• _Task brief_
Write the entries out again. Every character must match.

• _Provided material_
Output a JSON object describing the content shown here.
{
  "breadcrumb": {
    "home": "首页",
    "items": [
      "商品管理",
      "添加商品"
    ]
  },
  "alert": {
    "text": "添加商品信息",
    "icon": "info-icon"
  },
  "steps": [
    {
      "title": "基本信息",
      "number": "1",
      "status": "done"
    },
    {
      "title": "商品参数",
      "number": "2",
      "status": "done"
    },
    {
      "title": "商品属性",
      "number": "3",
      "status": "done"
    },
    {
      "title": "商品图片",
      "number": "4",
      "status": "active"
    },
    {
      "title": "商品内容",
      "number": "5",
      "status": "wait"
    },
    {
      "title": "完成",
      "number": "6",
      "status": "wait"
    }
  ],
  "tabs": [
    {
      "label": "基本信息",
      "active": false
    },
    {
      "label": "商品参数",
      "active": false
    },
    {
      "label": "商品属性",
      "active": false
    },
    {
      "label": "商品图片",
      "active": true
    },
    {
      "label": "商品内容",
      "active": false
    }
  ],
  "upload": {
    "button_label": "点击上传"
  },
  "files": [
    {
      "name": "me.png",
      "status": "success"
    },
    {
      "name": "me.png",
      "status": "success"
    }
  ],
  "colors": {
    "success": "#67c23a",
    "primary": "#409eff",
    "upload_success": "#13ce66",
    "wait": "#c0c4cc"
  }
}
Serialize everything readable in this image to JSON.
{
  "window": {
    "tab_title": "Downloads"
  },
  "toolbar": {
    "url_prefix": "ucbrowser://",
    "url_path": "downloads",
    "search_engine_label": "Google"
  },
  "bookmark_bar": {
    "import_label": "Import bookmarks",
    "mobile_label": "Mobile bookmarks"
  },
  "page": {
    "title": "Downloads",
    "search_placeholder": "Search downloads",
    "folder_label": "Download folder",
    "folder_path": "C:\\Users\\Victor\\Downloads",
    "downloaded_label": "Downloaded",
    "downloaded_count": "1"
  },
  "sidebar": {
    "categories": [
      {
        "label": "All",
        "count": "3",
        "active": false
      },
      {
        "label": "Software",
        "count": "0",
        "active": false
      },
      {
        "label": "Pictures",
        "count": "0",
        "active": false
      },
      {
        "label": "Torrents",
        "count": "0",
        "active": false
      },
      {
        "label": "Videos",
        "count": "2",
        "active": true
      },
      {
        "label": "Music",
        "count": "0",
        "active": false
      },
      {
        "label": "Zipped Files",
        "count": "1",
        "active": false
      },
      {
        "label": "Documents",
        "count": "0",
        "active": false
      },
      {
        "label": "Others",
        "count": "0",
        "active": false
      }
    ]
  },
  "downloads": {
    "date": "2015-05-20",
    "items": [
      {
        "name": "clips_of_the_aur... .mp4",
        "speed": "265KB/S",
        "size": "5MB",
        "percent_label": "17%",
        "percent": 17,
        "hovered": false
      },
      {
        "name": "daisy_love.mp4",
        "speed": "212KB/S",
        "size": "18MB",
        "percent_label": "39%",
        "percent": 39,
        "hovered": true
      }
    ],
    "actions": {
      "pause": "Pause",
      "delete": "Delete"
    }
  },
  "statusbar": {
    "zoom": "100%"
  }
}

• _Exercise result_
Output a JSON object describing the content shown here.
{
  "breadcrumb": {
    "home": "首页",
    "items": [
      "商品管理",
      "添加商品"
    ]
  },
  "alert": {
    "text": "添加商品信息",
    "icon": "info-icon"
  },
  "steps": [
    {
      "title": "基本信息",
      "number": "1",
      "status": "done"
    },
    {
      "title": "商品参数",
      "number": "2",
      "status": "done"
    },
    {
      "title": "商品属性",
      "number": "3",
      "status": "done"
    },
    {
      "title": "商品图片",
      "number": "4",
      "status": "active"
    },
    {
      "title": "商品内容",
      "number": "5",
      "status": "wait"
    },
    {
      "title": "完成",
      "number": "6",
      "status": "wait"
    }
  ],
  "tabs": [
    {
      "label": "基本信息",
      "active": false
    },
    {
      "label": "商品参数",
      "active": false
    },
    {
      "label": "商品属性",
      "active": false
    },
    {
      "label": "商品图片",
      "active": true
    },
    {
      "label": "商品内容",
      "active": false
    }
  ],
  "upload": {
    "button_label": "点击上传"
  },
  "files": [
    {
      "name": "me.png",
      "status": "success"
    },
    {
      "name": "me.png",
      "status": "success"
    }
  ],
  "colors": {
    "success": "#67c23a",
    "primary": "#409eff",
    "upload_success": "#13ce66",
    "wait": "#c0c4cc"
  }
}
Serialize everything readable in this image to JSON.
{
  "window": {
    "tab_title": "Downloads"
  },
  "toolbar": {
    "url_prefix": "ucbrowser://",
    "url_path": "downloads",
    "search_engine_label": "Google"
  },
  "bookmark_bar": {
    "import_label": "Import bookmarks",
    "mobile_label": "Mobile bookmarks"
  },
  "page": {
    "title": "Downloads",
    "search_placeholder": "Search downloads",
    "folder_label": "Download folder",
    "folder_path": "C:\\Users\\Victor\\Downloads",
    "downloaded_label": "Downloaded",
    "downloaded_count": "1"
  },
  "sidebar": {
    "categories": [
      {
        "label": "All",
        "count": "3",
        "active": false
      },
      {
        "label": "Software",
        "count": "0",
        "active": false
      },
      {
        "label": "Pictures",
        "count": "0",
        "active": false
      },
      {
        "label": "Torrents",
        "count": "0",
        "active": false
      },
      {
        "label": "Videos",
        "count": "2",
        "active": true
      },
      {
        "label": "Music",
        "count": "0",
        "active": false
      },
      {
        "label": "Zipped Files",
        "count": "1",
        "active": false
      },
      {
        "label": "Documents",
        "count": "0",
        "active": false
      },
      {
        "label": "Others",
        "count": "0",
        "active": false
      }
    ]
  },
  "downloads": {
    "date": "2015-05-20",
    "items": [
      {
        "name": "clips_of_the_aur... .mp4",
        "speed": "265KB/S",
        "size": "5MB",
        "percent_label": "17%",
        "percent": 17,
        "hovered": false
      },
      {
        "name": "daisy_love.mp4",
        "speed": "212KB/S",
        "size": "18MB",
        "percent_label": "39%",
        "percent": 39,
        "hovered": true
      }
    ],
    "actions": {
      "pause": "Pause",
      "delete": "Delete"
    }
  },
  "statusbar": {
    "zoom": "100%"
  }
}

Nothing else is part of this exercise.